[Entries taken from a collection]

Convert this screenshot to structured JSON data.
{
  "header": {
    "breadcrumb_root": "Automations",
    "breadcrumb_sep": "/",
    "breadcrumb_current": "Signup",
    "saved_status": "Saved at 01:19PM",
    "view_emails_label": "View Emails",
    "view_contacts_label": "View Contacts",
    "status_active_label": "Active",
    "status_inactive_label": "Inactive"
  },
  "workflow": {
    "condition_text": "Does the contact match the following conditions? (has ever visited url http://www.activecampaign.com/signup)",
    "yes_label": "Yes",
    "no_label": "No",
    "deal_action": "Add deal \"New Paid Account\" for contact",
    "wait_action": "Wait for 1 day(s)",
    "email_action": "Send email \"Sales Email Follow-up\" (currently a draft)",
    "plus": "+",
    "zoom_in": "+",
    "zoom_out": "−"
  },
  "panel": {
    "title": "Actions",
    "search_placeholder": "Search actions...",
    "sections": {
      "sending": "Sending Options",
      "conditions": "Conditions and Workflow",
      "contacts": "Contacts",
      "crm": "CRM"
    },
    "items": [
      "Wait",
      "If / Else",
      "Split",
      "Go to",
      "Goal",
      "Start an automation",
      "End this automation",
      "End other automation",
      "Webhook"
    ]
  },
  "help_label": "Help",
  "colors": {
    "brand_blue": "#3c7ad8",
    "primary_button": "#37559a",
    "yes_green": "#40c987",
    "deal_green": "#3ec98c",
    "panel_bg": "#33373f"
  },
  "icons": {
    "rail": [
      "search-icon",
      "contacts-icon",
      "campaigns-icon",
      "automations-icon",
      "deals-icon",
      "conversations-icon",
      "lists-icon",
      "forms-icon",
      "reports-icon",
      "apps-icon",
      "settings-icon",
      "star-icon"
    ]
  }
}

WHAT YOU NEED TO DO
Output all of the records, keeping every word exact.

ANSWER FOR THIS EXERCISE
Convert this screenshot to structured JSON data.
{
  "header": {
    "breadcrumb_root": "Automations",
    "breadcrumb_sep": "/",
    "breadcrumb_current": "Signup",
    "saved_status": "Saved at 01:19PM",
    "view_emails_label": "View Emails",
    "view_contacts_label": "View Contacts",
    "status_active_label": "Active",
    "status_inactive_label": "Inactive"
  },
  "workflow": {
    "condition_text": "Does the contact match the following conditions? (has ever visited url http://www.activecampaign.com/signup)",
    "yes_label": "Yes",
    "no_label": "No",
    "deal_action": "Add deal \"New Paid Account\" for contact",
    "wait_action": "Wait for 1 day(s)",
    "email_action": "Send email \"Sales Email Follow-up\" (currently a draft)",
    "plus": "+",
    "zoom_in": "+",
    "zoom_out": "−"
  },
  "panel": {
    "title": "Actions",
    "search_placeholder": "Search actions...",
    "sections": {
      "sending": "Sending Options",
      "conditions": "Conditions and Workflow",
      "contacts": "Contacts",
      "crm": "CRM"
    },
    "items": [
      "Wait",
      "If / Else",
      "Split",
      "Go to",
      "Goal",
      "Start an automation",
      "End this automation",
      "End other automation",
      "Webhook"
    ]
  },
  "help_label": "Help",
  "colors": {
    "brand_blue": "#3c7ad8",
    "primary_button": "#37559a",
    "yes_green": "#40c987",
    "deal_green": "#3ec98c",
    "panel_bg": "#33373f"
  },
  "icons": {
    "rail": [
      "search-icon",
      "contacts-icon",
      "campaigns-icon",
      "automations-icon",
      "deals-icon",
      "conversations-icon",
      "lists-icon",
      "forms-icon",
      "reports-icon",
      "apps-icon",
      "settings-icon",
      "star-icon"
    ]
  }
}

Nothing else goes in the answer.